           2014                              tailored interventions
Zambia     National AIDS Strategic           Mobility and migration is identified as
           Framework 2011-2015               a key factor contributing to HIV and
                                             AIDS. Labour migration and mobility
                                             is one of the six key drivers of HIV
                                             identified in the national strategic
                                             plan.
Namibia        National       Policy      on Mobile populations are identified as
               HIV/AIDS                      vulnerable key populations
Mauritius      National Strategic plan on    Mobile populations identified as key
               HIV 2012-2016                 population

East Africa
Kenya          Kenya National AIDS strate-      Mobile populations are identified as a
               gic plan 2009/10-2012/13         group vulnerable to HIV infection
               National Strategy on HIV &       Entirely dedicated to mobile popula-
               AIDS, STI Programming            tions and developed through IOM's
                                                                                           30
3. FINDINGS ON RELEVANCE AND DESIGN

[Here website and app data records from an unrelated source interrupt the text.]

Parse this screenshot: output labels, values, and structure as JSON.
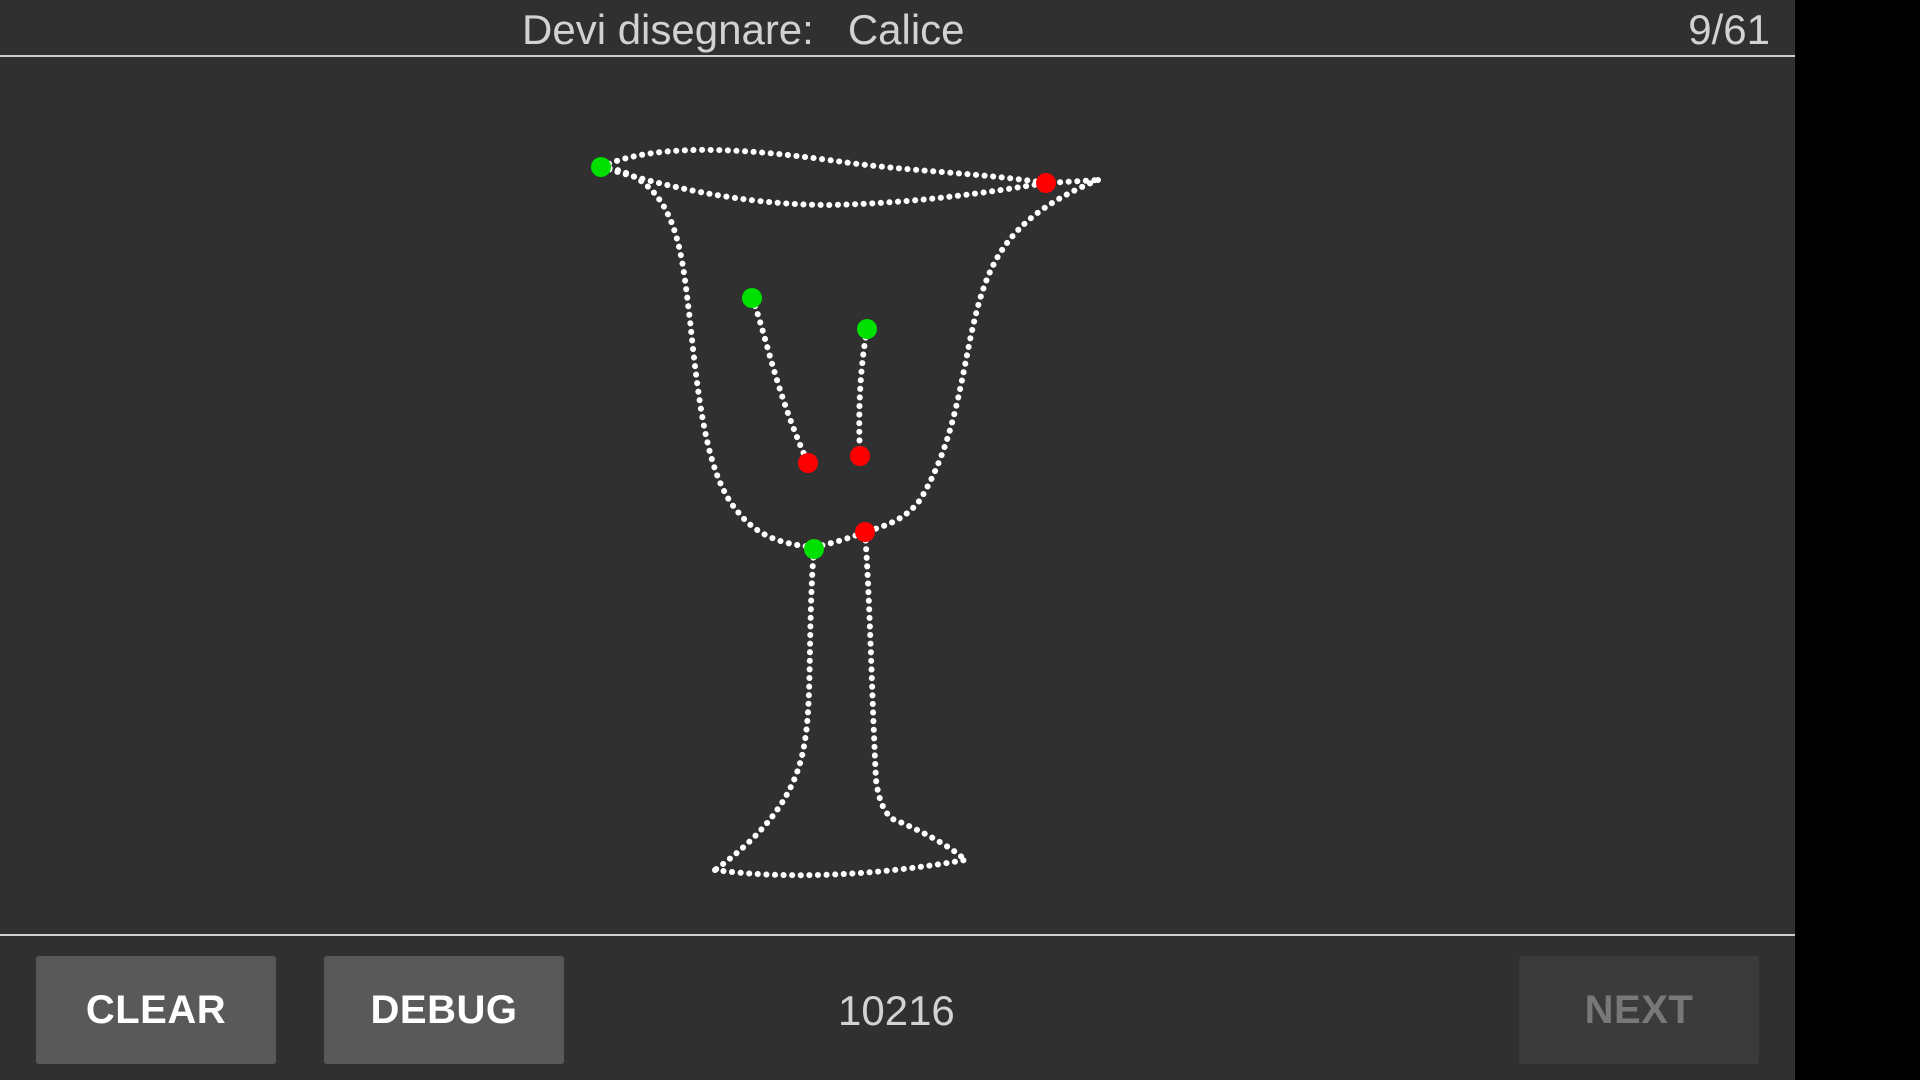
{
  "header": {
    "prompt_label": "Devi disegnare:",
    "target_word": "Calice",
    "progress": "9/61"
  },
  "footer": {
    "clear_label": "CLEAR",
    "debug_label": "DEBUG",
    "score": "10216",
    "next_label": "NEXT",
    "next_enabled": false
  },
  "colors": {
    "background": "#303030",
    "stroke": "#ffffff",
    "stroke_start": "#00e000",
    "stroke_end": "#ff0000"
  }
}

               along Transport Corridors in    leadership.
               Kenya
Tanzania       National multi-sectoral stra-   Mobile populations and migrant
               tegic framework on HIV and      workers are amongst the key target
               AIDS 2009-2012                  groups identified in the prevention
                                               strategy
Uganda         National Strategy on Combi-     Entirely dedicated to migrants and
               nation HIV Prevention           mobile populations;
               (CHIPS) for high-risk mi-
               grant and mobile populations
               2012-2016
               The National HIV Prevention No specific reference to migrant
               Strategy for Uganda 2011-15 communities but inclusion of truck
                                            drivers and sex workers (considered
                                            as mobile populations)

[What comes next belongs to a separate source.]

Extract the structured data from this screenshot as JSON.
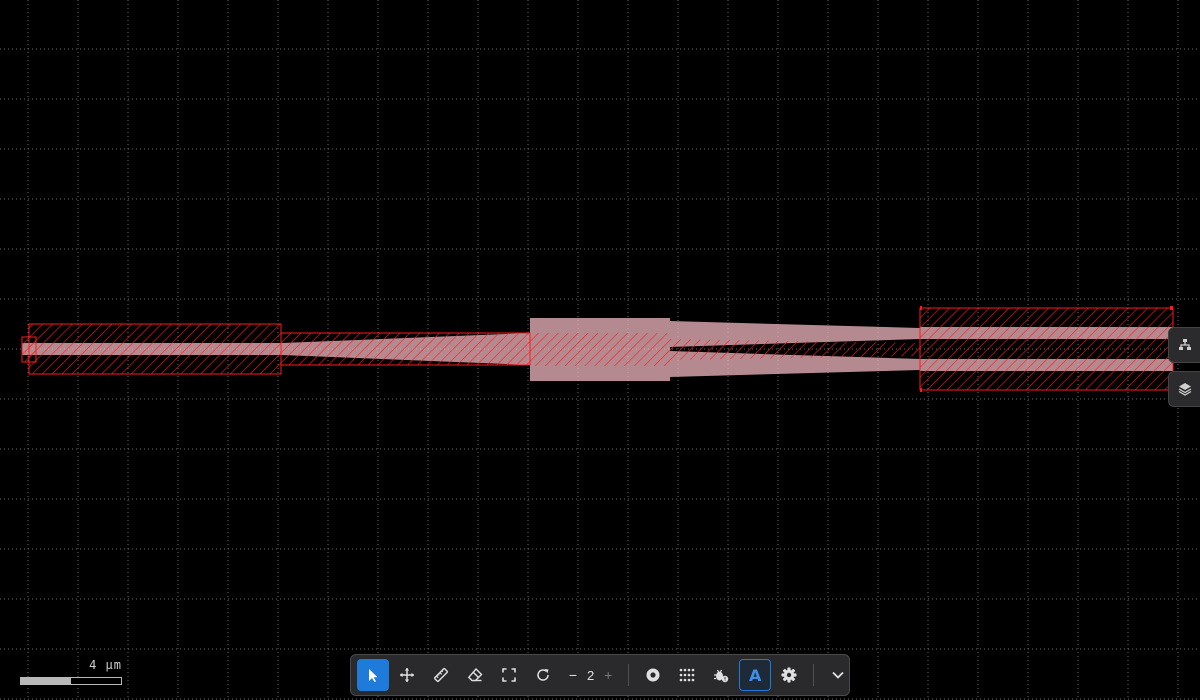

In Southern Africa, several recent initiatives have highlighted the extent of the prob-
lem of migration and health, including the 2009 SADC Framework on Communica-
ble Diseases and Population Mobility, the 2012 SADC Declaration on TB in the Min-
ing Sector and the 2011 SADC Cross-border Initiative on HIV. As will be examined
in a later section, PHAMESA (or its predecessor PHAMSA) has directly contributed
to each of these and to supporting SADC more generally on migration and health.
    In East Africa, recognition of the need to address communicable diseases among
mobile populations is growing. Since the establishment of the EAC Multi-sectoral
Technical Committee of Experts on Migration Health and Migration Human Re-
sources for Health, there has been close collaboration between the EAC and IOM
through PHAMESA, including on HIV programming in the transport sector, as well
as the One-Stop Border Posts (OSBP) initiative with the EAC Secretariat Health De-
partment.
    From the evidence gathered by IOM and partners at global, regional and country
levels (see section 2.1), a strong case has been made for the need to address migration
and health as a necessary step towards achieving the development targets of the re-
gion and of specific countries.
    PHAMESA is the only regional programme focusing on migration and health both
at a strategic and technical level in East and Southern Africa. PHAMESA’s geograph-
ical scope across East and Southern Africa, its focus on ‘spaces of vulnerability’ and
its wide range of partnerships, including with governments, NGOs, the private sector,
academia and the media, are all aspects that make the programme unique in respond-
ing to this need in a holistic manner. From the sample of partners and beneficiaries
that were interviewed for this evaluation, nearly 100% regarded PHAMESA as a
unique programme that is able to facilitate strategic and technical partnerships, coor-
dination, advocacy, research and capacity building on migration and health.

                                                                                          31
You can also read